# Your objective:
Look below. Copy each line that has "words" in it.
──────────────────────────────
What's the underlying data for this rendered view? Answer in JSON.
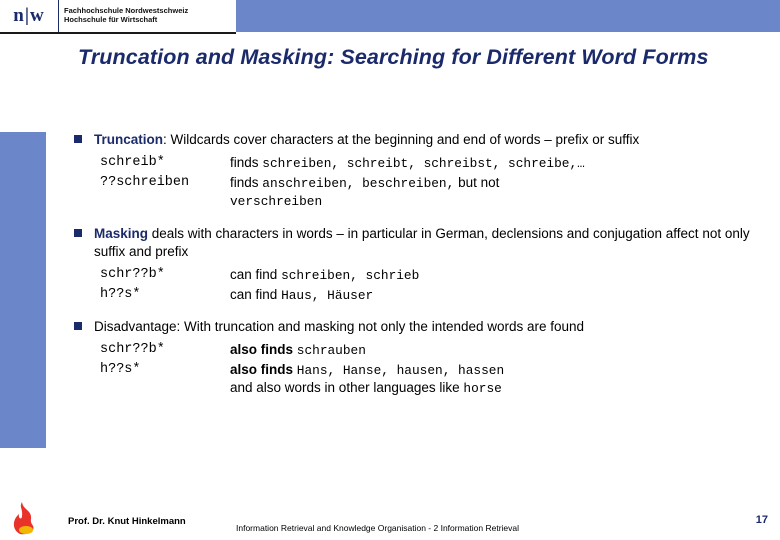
{
  "header": {
    "logo_abbrev": "n|w",
    "logo_lines": [
      "Fachhochschule Nordwestschweiz",
      "Hochschule für Wirtschaft"
    ]
  },
  "slide": {
    "title": "Truncation and Masking: Searching for Different Word Forms",
    "bullets": [
      {
        "lead": "Truncation",
        "rest": ": Wildcards cover characters at the beginning and end of words – prefix or suffix",
        "examples": [
          {
            "term": "schreib*",
            "label": "finds",
            "value": "schreiben, schreibt, schreibst, schreibe,…",
            "label2": "",
            "value2": ""
          },
          {
            "term": "??schreiben",
            "label": "finds",
            "value": "anschreiben, beschreiben,",
            "label2": "but not",
            "value2": "verschreiben"
          }
        ]
      },
      {
        "lead": "Masking",
        "rest": " deals with characters in words – in particular in German, declensions and conjugation affect not only suffix and prefix",
        "examples": [
          {
            "term": "schr??b*",
            "label": "can find",
            "value": "schreiben, schrieb",
            "label2": "",
            "value2": ""
          },
          {
            "term": "h??s*",
            "label": "can find",
            "value": "Haus, Häuser",
            "label2": "",
            "value2": ""
          }
        ]
      },
      {
        "lead": "",
        "rest": "Disadvantage: With truncation and masking not only the intended words are found",
        "examples": [
          {
            "term": "schr??b*",
            "label": "also finds",
            "value": "schrauben",
            "label2": "",
            "value2": ""
          },
          {
            "term": "h??s*",
            "label": "also finds",
            "value": "Hans, Hanse, hausen, hassen",
            "label2": "and also words in other languages like",
            "value2": "horse"
          }
        ]
      }
    ]
  },
  "footer": {
    "author": "Prof. Dr. Knut Hinkelmann",
    "center": "Information Retrieval and Knowledge Organisation - 2 Information Retrieval",
    "page": "17"
  },
  "colors": {
    "banner": "#6b86c9",
    "navy": "#1b2a6b",
    "bullet_marker": "#1b2a6b"
  }
}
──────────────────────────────
# Written answer:
        "rest": ": Wildcards cover characters at the beginning and end of words – prefix or suffix",
        "rest": " deals with characters in words – in particular in German, declensions and conjugation affect not only suffix and prefix",
        "rest": "Disadvantage: With truncation and masking not only the intended words are found",
            "label2": "and also words in other languages like",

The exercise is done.